[Items listed in a dataset]
........
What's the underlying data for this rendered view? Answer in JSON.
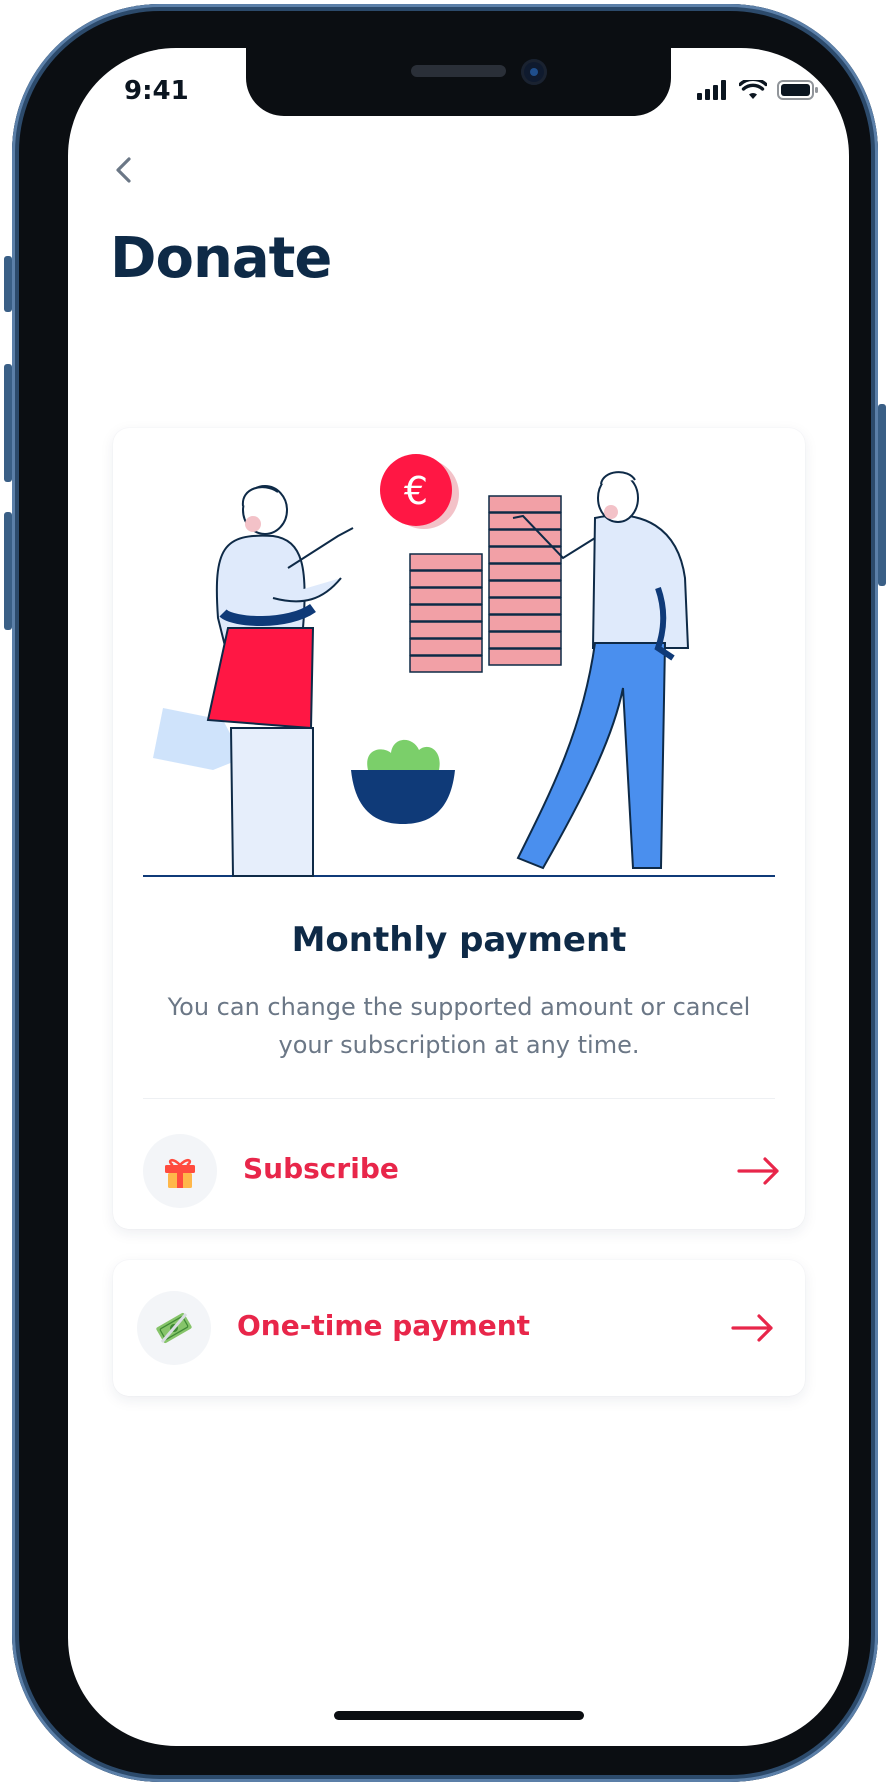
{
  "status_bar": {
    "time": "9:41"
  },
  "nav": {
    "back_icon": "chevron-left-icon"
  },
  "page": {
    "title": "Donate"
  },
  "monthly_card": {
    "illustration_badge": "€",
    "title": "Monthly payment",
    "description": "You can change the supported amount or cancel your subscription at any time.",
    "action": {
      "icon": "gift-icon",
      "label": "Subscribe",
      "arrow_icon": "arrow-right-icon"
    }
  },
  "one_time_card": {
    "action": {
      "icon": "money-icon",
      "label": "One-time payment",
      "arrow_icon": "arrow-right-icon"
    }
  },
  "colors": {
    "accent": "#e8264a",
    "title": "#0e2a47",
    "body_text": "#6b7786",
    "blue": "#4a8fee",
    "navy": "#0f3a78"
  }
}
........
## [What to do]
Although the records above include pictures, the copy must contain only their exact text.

## [Worked solution]
What's the underlying data for this rendered view? Answer in JSON.
{
  "status_bar": {
    "time": "9:41"
  },
  "nav": {
    "back_icon": "chevron-left-icon"
  },
  "page": {
    "title": "Donate"
  },
  "monthly_card": {
    "illustration_badge": "€",
    "title": "Monthly payment",
    "description": "You can change the supported amount or cancel your subscription at any time.",
    "action": {
      "icon": "gift-icon",
      "label": "Subscribe",
      "arrow_icon": "arrow-right-icon"
    }
  },
  "one_time_card": {
    "action": {
      "icon": "money-icon",
      "label": "One-time payment",
      "arrow_icon": "arrow-right-icon"
    }
  },
  "colors": {
    "accent": "#e8264a",
    "title": "#0e2a47",
    "body_text": "#6b7786",
    "blue": "#4a8fee",
    "navy": "#0f3a78"
  }
}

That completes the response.